I know I’m supposed to have life insurance, but there are so many options. What do I need to know to decide?
Talking about life insurance? There are two key factors to address. The most important one is, “How much life insurance do you need?” There are various methods and calculations needed to figure out that number, but once you do, you can ask the second question: “What type of life insurance is right for me?”
What product is appropriate to deliver the proper amount of coverage, the amount of time coverage is needed, and is within the budget you can commit to protection?
There are two primary types of life insurance, so let’s discuss them below:
Term Life insurance
Term provides the most amount of protection with the least pinch to your wallet. Like all other insurances (think home, auto, or renters etc), it provides essential protection against a possible loss. The loss here being a breadwinners income. Think of it as a bet that a healthy young person will outlive the length of the term. Odds are overwhelmingly in favor of the insurance company.
Typical term lengths are 10, 20 and 30 years, although there are others. The length of the term means that the insurance company is promising to provide coverage for the selected length of time at a consistent amount of premium. The longer the term, the more risk to the company which results in a higher premium.
Whole Life Insurance
Whole life provides a permanent death benefit. You can think of it more as building a legacy. There is no end to the coverage so long as the premium is satisfied. The risk in this case is not if the insured will pass (they most certainly will) but when they will pass. As said previously, companies almost always have time to make this worthwhile for them.
Besides for the permanent protection it offers, whole life provides a cash value, disability protection and a long term care benefit as well. The cash value, also known as the living benefit, is a portion of the death benefit that can be accessed during the insured’s lifetime. It is simply a pool of money that can be used for whatever purpose you desire.

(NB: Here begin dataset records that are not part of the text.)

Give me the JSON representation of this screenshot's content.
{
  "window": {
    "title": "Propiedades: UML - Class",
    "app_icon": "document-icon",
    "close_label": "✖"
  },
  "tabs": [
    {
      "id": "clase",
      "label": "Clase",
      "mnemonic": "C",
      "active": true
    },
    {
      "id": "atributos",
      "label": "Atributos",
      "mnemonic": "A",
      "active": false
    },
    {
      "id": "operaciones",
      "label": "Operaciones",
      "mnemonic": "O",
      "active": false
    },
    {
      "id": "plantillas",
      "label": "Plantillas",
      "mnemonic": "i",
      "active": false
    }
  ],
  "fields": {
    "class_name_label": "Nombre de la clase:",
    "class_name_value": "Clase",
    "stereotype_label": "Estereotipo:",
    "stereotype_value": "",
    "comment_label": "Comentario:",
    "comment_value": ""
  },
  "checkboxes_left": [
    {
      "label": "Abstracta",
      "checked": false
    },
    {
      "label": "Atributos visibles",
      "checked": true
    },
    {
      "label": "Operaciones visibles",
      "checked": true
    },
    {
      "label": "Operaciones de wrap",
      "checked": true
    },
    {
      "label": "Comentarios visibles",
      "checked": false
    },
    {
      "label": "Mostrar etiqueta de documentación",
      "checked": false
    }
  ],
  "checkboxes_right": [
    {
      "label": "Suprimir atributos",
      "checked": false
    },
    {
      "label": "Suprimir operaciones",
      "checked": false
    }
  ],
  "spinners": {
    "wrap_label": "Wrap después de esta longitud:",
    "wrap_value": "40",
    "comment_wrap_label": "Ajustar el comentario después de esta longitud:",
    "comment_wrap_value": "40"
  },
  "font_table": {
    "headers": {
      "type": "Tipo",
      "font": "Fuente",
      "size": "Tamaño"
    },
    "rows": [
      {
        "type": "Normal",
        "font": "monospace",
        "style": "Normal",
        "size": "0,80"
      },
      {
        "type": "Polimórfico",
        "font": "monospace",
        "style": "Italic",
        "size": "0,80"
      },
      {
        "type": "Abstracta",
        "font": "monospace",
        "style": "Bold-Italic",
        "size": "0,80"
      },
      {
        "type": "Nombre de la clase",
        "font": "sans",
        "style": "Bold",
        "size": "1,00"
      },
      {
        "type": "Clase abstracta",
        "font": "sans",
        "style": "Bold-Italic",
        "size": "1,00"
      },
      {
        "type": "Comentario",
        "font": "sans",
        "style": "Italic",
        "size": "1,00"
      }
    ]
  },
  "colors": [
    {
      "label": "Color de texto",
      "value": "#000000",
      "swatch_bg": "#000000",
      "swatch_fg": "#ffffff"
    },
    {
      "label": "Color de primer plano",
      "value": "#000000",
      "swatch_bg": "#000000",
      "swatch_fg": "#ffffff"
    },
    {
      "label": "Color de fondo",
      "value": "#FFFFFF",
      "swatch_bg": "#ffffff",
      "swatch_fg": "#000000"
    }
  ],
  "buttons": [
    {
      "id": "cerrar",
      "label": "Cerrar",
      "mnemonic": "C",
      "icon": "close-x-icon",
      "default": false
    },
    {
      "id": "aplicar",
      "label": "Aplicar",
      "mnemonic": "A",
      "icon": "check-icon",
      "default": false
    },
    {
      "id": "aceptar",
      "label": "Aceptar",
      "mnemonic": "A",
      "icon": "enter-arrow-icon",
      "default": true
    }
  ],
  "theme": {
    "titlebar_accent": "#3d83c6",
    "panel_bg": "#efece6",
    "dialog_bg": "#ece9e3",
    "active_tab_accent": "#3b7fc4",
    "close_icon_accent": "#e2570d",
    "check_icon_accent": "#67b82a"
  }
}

This money grows tax free and can be accessed from the policy without creating a taxable event, giving it a unique position on the distribution end of a balanced retirement account.
Also worthy to note is that the cash value growth is consistent. There is no fluctuation. Cash can be accessed at any time with no penalty. The cash accumulation does not start immediately and it takes years until it equals premiums paid in rendering it a forced savings.
So why not a whole life?
Many objections to Whole Life stem from the cost. Understandably due to the nature of the risk, the cost is much higher. Whole life premiums can be more than ten times those of term insurance for an equal amount of coverage.
While the outlay is definitely higher, the premiums do not need to be paid out of pocket forever. Policies come with a non-guaranteed dividend. Initially this dividend is used to purchase additional life insurance, thereby increasing the cash value as well. After time there comes a point that the policy builds enough strength, through the dividend, for the premiums to be satisfied internally. Another possibility is that at some point all the money paid in can be taken out with interest and the death benefit would remain. Policies may also be designed to be paid up over a shorter period.
Buy term and invest the difference
Another common objection, one that is promoted by personal finance expert Dave Ramsey, is to buy term insurance which is cheaper and take the difference in premium and invest it in other investments such as mutual funds. This avoids the commitment to whole life (which takes time for the cash value to break even) and has a higher potential for upside (Ramsey claim of what he gets on his mutual funds seems higher than what most people experience).
Any licensed and trained insurance professional has serious questions on Ramsey’s representation of the product, but the point is still valid and needs to be addressed. The basic difference is that whole life is permanent insurance. While the most prevalent need for life insurance is income protection during someone’s working years, the value of permanent protection cannot be underscored. Another big difference is fluctuations. Any market based products will fluctuate. Even though it may be likely that at some point in time a mutual fund or the index will yield a higher return, timing may be crucial. Those relying on the market to retire in 2008 were faced with a choice of taking a significant reduction in retirement income or delaying retirement by up to three years. The same plans supplemented with a life insurance policy were able to borrow retirement income from their plan with no reduction in income.
Another point to consider is behavior. Life insurance provides consistent guaranteed growth with no fluctuations. Investors who will react emotionally to the sometimes roller-coaster like behavior of the markets, may make decisions that would not allow them to take full advantage of a down market.
Long term care
Any discussion on the benefits of a whole life insurance policy would be incomplete without mentioning the long term care benefit it provides. While exact definitions and reimbursement structure may vary by the company, every whole life insurance policy has a provision that allows for up to 90% of the death benefit to be used to pay for care if needed. There is no product out there that can give a return on investment if that benefit would need to be exercised.
The hybrid option
This is a great option that unfortunately does not receive the attention it deserves. Term and Whole Life are not mutually exclusive. The two can be combined together to reach a desired amount of death benefit and there are even hybrid products that give much of the benefit of a whole life policy at a much lower cost.
Many term policies include a conversion option. This simply guarantees insurability for the period that the option is offered. If a person takes out a term policy and is awarded a top health rating, they will be able to convert up to their full death benefit to whole life at the rating they got when the policy was issued even if there was a significant decline in their health or they are currently uninsurable. Many people use the conversion option to incrementally change their coverage to whole life. If using such a strategy it’s important to purchase from a company that has a competitive whole life product.